For the second weekend of October, murder and mystery reigned at the PNW True Crime Fest in Auburn.
At Green River College from Oct. 8-9, vendors, podcast hosts, authors, police officers, app developers and true crime enthusiasts came together for the small convention.
Spread out over the two days were intriguing and informational events, which included playing interactive Foul Play Games, panels on writing true crime, a personal safety presentation from the Seattle Police Department and self-defense classes.
“I have a huge paranoia of being murdered,” said Devon Abejo, when asked what draws her to the true crime genre and to the convention that weekend.
Holly, a vendor at the Sablewood Paper Company booth, said that safety plays a factor into her interest as well: “Staying safe and just morbid curiosity,” she said. “I get really interested in the stories and how they can be solved.”
One of the most engrossing booths at the convention was for CrimeDoor, an interactive app that allows users to find true crime stories of the past and present in whatever area they may be in. The app uses GPS location to pinpoint crime scenes that unlock stories and primary source articles.
Live true crime podcast recordings were a popular event at the festival, where guests could hear about true crime stories relevant to the Pacific Northwest.
“Ghosts n Heauxs,” with hosts Danielle and Zee, recorded an episode called “The Green River Killer” about the beyond-infamous serial killer Gary Ridgway, who was convicted of 49 murders in Washington state, but confessed to at least 71.
Other podcast recordings included “Disturbing Interests,” going over the 1993 murder of Mia Zapata, lead singer of the Seattle punk band The Gits, as well as “What Happens In The Woods,” focusing on teen runaways in the Pacific Northwest and “The Jungle” homeless encampment in Seattle.
There were also several presentations on the main stage throughout the weekend, highlighting various issues and stories that are related to true crime.

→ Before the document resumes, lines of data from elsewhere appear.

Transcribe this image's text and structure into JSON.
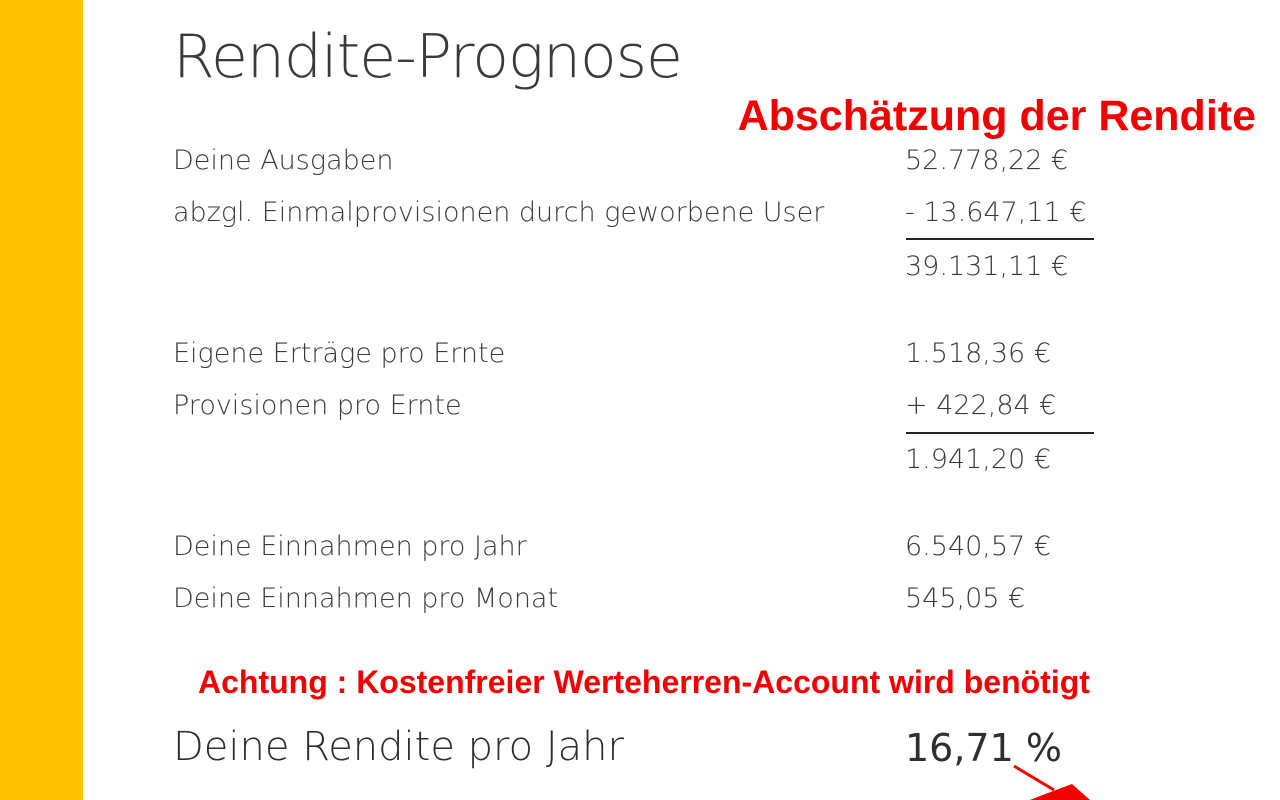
{
  "title": "Rendite-Prognose",
  "annotation_heading": "Abschätzung der Rendite",
  "annotation_warning": "Achtung : Kostenfreier Werteherren-Account wird benötigt",
  "block1": {
    "ausgaben_label": "Deine Ausgaben",
    "ausgaben_value": "52.778,22 €",
    "provision_label": "abzgl. Einmalprovisionen durch geworbene User",
    "provision_value": "- 13.647,11 €",
    "subtotal": "39.131,11 €"
  },
  "block2": {
    "ertraege_label": "Eigene Erträge pro Ernte",
    "ertraege_value": "1.518,36 €",
    "provisionen_label": "Provisionen pro Ernte",
    "provisionen_value": "+ 422,84 €",
    "subtotal": "1.941,20 €"
  },
  "block3": {
    "jahr_label": "Deine Einnahmen pro Jahr",
    "jahr_value": "6.540,57 €",
    "monat_label": "Deine Einnahmen pro Monat",
    "monat_value": "545,05 €"
  },
  "rendite": {
    "label": "Deine Rendite pro Jahr",
    "value": "16,71 %"
  },
  "colors": {
    "sidebar": "#ffc000",
    "annotation": "#f20000"
  }
}
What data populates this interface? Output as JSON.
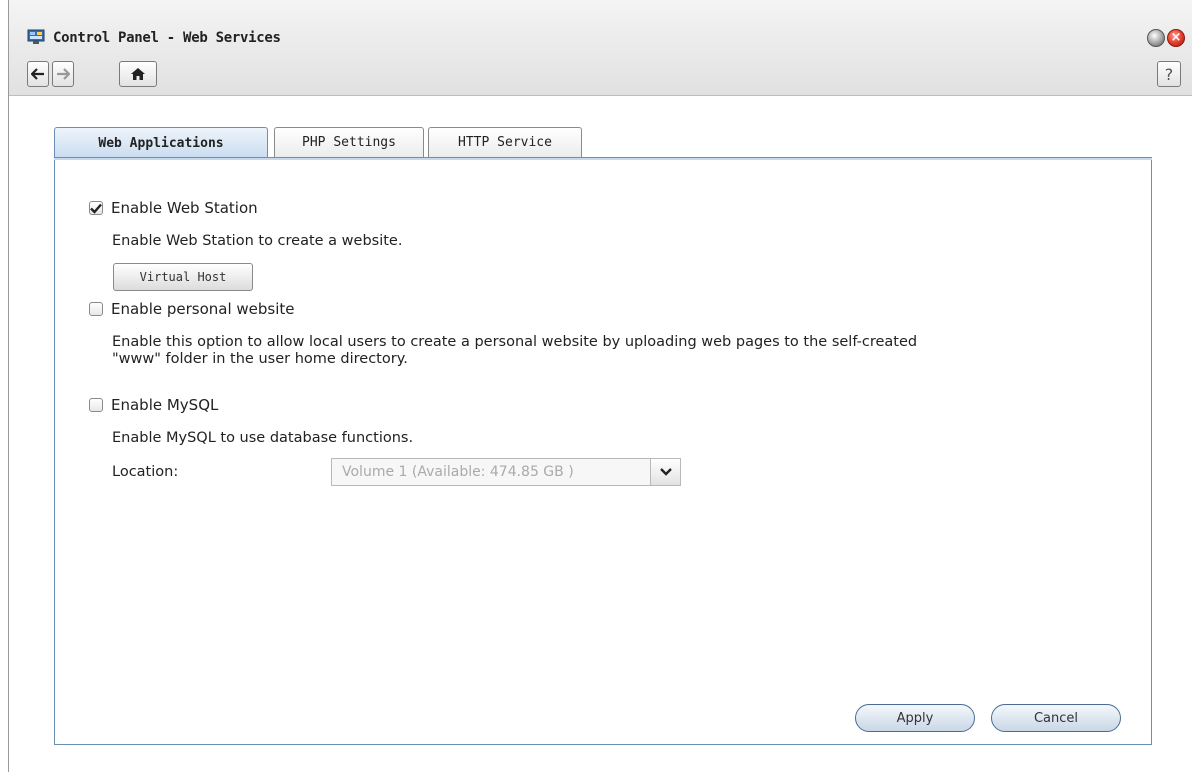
{
  "window": {
    "title": "Control Panel - Web Services",
    "close_glyph": "×",
    "help_glyph": "?"
  },
  "nav": {
    "back_icon": "arrow-left-icon",
    "forward_icon": "arrow-right-icon",
    "home_icon": "home-icon"
  },
  "tabs": [
    {
      "label": "Web Applications",
      "active": true
    },
    {
      "label": "PHP Settings",
      "active": false
    },
    {
      "label": "HTTP Service",
      "active": false
    }
  ],
  "web_station": {
    "label": "Enable Web Station",
    "checked": true,
    "description": "Enable Web Station to create a website.",
    "virtual_host_label": "Virtual Host"
  },
  "personal_website": {
    "label": "Enable personal website",
    "checked": false,
    "description_line1": "Enable this option to allow local users to create a personal website by uploading web pages to the self-created",
    "description_line2": "\"www\" folder in the user home directory."
  },
  "mysql": {
    "label": "Enable MySQL",
    "checked": false,
    "description": "Enable MySQL to use database functions.",
    "location_label": "Location:",
    "location_value": "Volume 1 (Available: 474.85 GB )"
  },
  "buttons": {
    "apply": "Apply",
    "cancel": "Cancel"
  },
  "colors": {
    "accent": "#6b8fb5",
    "close": "#e03a2a"
  }
}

One podcast, called “L.A. Not So Confidential” with hosts Dr. Shiloh and Dr. Scott, featured two psychologists who spoke about the origins and incoherent ideology of incels. Webster’s Dictionary defines incels as “a person (usually a man) who regards himself or herself as being involuntarily celibate and typically expresses extreme resentment and hostility toward those who are sexually active.”
Another presentation was from private investigator and New York Times bestselling author Steve Hodel, who talked about his book “Black Dahlia Avenger: A Genius for Murder.”
Focus on the victims
Throughout the weekend, there was a determined emphasis on telling the stories of the victims of these crimes — and not focusing on the murderers and perpetrators of these crimes, a persistent criticism of the true crime genre.
“It’s interesting,” said Colleen Moore of Tacoma. “There’s a lot of unsolved crime that goes unnoticed. This community helps push forward those stories.”
Despite the Sunday opening presentation “Spirited Away: The Missing and Murdered Indigenous of North America” being canceled due to presenter Steve Stockton needing to go to the hospital, other speakers and podcast hosts focused on telling the stories of missing and murdered Indigenous women.
One podcast was “Murder Murder News,” hosted by Canadians Angelina and Aurora, who recorded an episode about the mysterious 2014 death of Misty Upham, a Hollywood actress and Indigenous woman whose body was found in Auburn 11 days after she had gone missing.
During the podcast recording, statistics were cited to provide context to Upham’s story, like murder being the third-leading cause of death among American Indian and Alaska Native women from the Urban Indian Health Institute (UIHI).
According to that same UIHI study, Seattle has the highest number of missing and murdered Indigenous women and girls of American cities based on available data, with Tacoma being in the top 10. The Pacific Northwest is no stranger to true crime, as it is home to some of the country’s most notorious serial killers, so a true crime convention that focused on the most vulnerable and marginalized groups in Washington and Oregon made for a compelling experience.
The PNW True Crime Fest allowed space for serious discussions that borderlined on depressing and the macabre, along with informative entertainment and some really impressive local vendors. Enamel pins, stickers, crystals, jewelry, T-shirts and even dog cookies were for sale that invoked spooky themes as well as items that are perfect for the Halloween season. While true crime has had its fair share of backlash, the crowd and the participants at this year’s True Crime Fest proved to be empathetic, thoughtful and inquisitive — a satisfying elixir amongst a sea of murder, mystery and the macabre.